> [About this exercise]: Each line of the material below is to be given again exactly.

> [Records for this task]:
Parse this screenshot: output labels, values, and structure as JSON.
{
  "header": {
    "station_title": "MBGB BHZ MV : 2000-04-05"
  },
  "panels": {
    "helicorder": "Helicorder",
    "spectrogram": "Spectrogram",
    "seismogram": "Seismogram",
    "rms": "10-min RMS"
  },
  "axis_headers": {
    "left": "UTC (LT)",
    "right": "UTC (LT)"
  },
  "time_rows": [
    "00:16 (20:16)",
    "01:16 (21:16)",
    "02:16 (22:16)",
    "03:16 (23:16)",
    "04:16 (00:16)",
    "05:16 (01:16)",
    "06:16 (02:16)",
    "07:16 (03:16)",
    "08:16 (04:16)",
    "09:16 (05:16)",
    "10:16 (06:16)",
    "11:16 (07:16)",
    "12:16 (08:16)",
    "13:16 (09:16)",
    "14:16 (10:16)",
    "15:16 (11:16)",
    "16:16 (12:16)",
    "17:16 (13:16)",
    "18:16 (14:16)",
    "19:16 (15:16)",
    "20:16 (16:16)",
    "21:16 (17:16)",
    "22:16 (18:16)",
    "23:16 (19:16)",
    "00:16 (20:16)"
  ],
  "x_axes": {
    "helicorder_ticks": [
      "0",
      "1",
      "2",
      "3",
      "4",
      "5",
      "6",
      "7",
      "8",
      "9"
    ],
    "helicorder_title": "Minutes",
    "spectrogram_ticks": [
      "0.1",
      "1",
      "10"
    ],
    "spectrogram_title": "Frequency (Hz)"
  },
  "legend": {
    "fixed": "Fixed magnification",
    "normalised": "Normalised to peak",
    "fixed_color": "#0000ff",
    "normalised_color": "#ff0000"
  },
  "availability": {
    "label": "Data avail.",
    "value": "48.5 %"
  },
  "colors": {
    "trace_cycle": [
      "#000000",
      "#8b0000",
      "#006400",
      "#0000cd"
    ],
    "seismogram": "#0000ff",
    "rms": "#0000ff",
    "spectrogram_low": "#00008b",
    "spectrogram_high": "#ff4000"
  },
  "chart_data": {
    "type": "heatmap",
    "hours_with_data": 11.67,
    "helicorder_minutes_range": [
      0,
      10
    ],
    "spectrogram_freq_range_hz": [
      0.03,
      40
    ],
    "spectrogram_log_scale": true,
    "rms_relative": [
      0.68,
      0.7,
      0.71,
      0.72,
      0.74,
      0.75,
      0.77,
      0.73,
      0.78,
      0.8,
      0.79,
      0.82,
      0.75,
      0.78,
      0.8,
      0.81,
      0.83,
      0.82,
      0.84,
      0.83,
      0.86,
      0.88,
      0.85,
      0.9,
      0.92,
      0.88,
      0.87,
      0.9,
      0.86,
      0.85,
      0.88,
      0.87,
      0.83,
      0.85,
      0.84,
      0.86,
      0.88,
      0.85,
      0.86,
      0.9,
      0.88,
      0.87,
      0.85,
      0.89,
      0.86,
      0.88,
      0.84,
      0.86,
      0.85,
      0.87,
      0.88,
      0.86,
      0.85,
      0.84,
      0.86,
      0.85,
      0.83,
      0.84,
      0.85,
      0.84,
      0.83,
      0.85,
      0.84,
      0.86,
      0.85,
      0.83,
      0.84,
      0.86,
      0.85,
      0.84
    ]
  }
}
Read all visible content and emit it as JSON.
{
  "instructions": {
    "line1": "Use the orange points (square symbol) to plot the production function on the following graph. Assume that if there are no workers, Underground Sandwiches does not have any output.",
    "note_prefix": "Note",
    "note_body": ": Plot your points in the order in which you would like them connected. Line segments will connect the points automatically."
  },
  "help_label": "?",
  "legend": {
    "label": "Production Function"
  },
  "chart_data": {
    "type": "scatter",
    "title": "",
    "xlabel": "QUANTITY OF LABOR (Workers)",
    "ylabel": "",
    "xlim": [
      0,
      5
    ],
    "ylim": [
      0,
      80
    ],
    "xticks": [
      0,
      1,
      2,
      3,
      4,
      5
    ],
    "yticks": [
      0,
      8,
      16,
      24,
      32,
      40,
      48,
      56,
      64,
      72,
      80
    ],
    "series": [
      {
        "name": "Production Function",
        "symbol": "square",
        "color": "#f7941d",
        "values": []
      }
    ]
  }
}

> [Response to this exercise]:
Parse this screenshot: output labels, values, and structure as JSON.
{
  "header": {
    "station_title": "MBGB BHZ MV : 2000-04-05"
  },
  "panels": {
    "helicorder": "Helicorder",
    "spectrogram": "Spectrogram",
    "seismogram": "Seismogram",
    "rms": "10-min RMS"
  },
  "axis_headers": {
    "left": "UTC (LT)",
    "right": "UTC (LT)"
  },
  "time_rows": [
    "00:16 (20:16)",
    "01:16 (21:16)",
    "02:16 (22:16)",
    "03:16 (23:16)",
    "04:16 (00:16)",
    "05:16 (01:16)",
    "06:16 (02:16)",
    "07:16 (03:16)",
    "08:16 (04:16)",
    "09:16 (05:16)",
    "10:16 (06:16)",
    "11:16 (07:16)",
    "12:16 (08:16)",
    "13:16 (09:16)",
    "14:16 (10:16)",
    "15:16 (11:16)",
    "16:16 (12:16)",
    "17:16 (13:16)",
    "18:16 (14:16)",
    "19:16 (15:16)",
    "20:16 (16:16)",
    "21:16 (17:16)",
    "22:16 (18:16)",
    "23:16 (19:16)",
    "00:16 (20:16)"
  ],
  "x_axes": {
    "helicorder_ticks": [
      "0",
      "1",
      "2",
      "3",
      "4",
      "5",
      "6",
      "7",
      "8",
      "9"
    ],
    "helicorder_title": "Minutes",
    "spectrogram_ticks": [
      "0.1",
      "1",
      "10"
    ],
    "spectrogram_title": "Frequency (Hz)"
  },
  "legend": {
    "fixed": "Fixed magnification",
    "normalised": "Normalised to peak",
    "fixed_color": "#0000ff",
    "normalised_color": "#ff0000"
  },
  "availability": {
    "label": "Data avail.",
    "value": "48.5 %"
  },
  "colors": {
    "trace_cycle": [
      "#000000",
      "#8b0000",
      "#006400",
      "#0000cd"
    ],
    "seismogram": "#0000ff",
    "rms": "#0000ff",
    "spectrogram_low": "#00008b",
    "spectrogram_high": "#ff4000"
  },
  "chart_data": {
    "type": "heatmap",
    "hours_with_data": 11.67,
    "helicorder_minutes_range": [
      0,
      10
    ],
    "spectrogram_freq_range_hz": [
      0.03,
      40
    ],
    "spectrogram_log_scale": true,
    "rms_relative": [
      0.68,
      0.7,
      0.71,
      0.72,
      0.74,
      0.75,
      0.77,
      0.73,
      0.78,
      0.8,
      0.79,
      0.82,
      0.75,
      0.78,
      0.8,
      0.81,
      0.83,
      0.82,
      0.84,
      0.83,
      0.86,
      0.88,
      0.85,
      0.9,
      0.92,
      0.88,
      0.87,
      0.9,
      0.86,
      0.85,
      0.88,
      0.87,
      0.83,
      0.85,
      0.84,
      0.86,
      0.88,
      0.85,
      0.86,
      0.9,
      0.88,
      0.87,
      0.85,
      0.89,
      0.86,
      0.88,
      0.84,
      0.86,
      0.85,
      0.87,
      0.88,
      0.86,
      0.85,
      0.84,
      0.86,
      0.85,
      0.83,
      0.84,
      0.85,
      0.84,
      0.83,
      0.85,
      0.84,
      0.86,
      0.85,
      0.83,
      0.84,
      0.86,
      0.85,
      0.84
    ]
  }
}
Read all visible content and emit it as JSON.
{
  "instructions": {
    "line1": "Use the orange points (square symbol) to plot the production function on the following graph. Assume that if there are no workers, Underground Sandwiches does not have any output.",
    "note_prefix": "Note",
    "note_body": ": Plot your points in the order in which you would like them connected. Line segments will connect the points automatically."
  },
  "help_label": "?",
  "legend": {
    "label": "Production Function"
  },
  "chart_data": {
    "type": "scatter",
    "title": "",
    "xlabel": "QUANTITY OF LABOR (Workers)",
    "ylabel": "",
    "xlim": [
      0,
      5
    ],
    "ylim": [
      0,
      80
    ],
    "xticks": [
      0,
      1,
      2,
      3,
      4,
      5
    ],
    "yticks": [
      0,
      8,
      16,
      24,
      32,
      40,
      48,
      56,
      64,
      72,
      80
    ],
    "series": [
      {
        "name": "Production Function",
        "symbol": "square",
        "color": "#f7941d",
        "values": []
      }
    ]
  }
}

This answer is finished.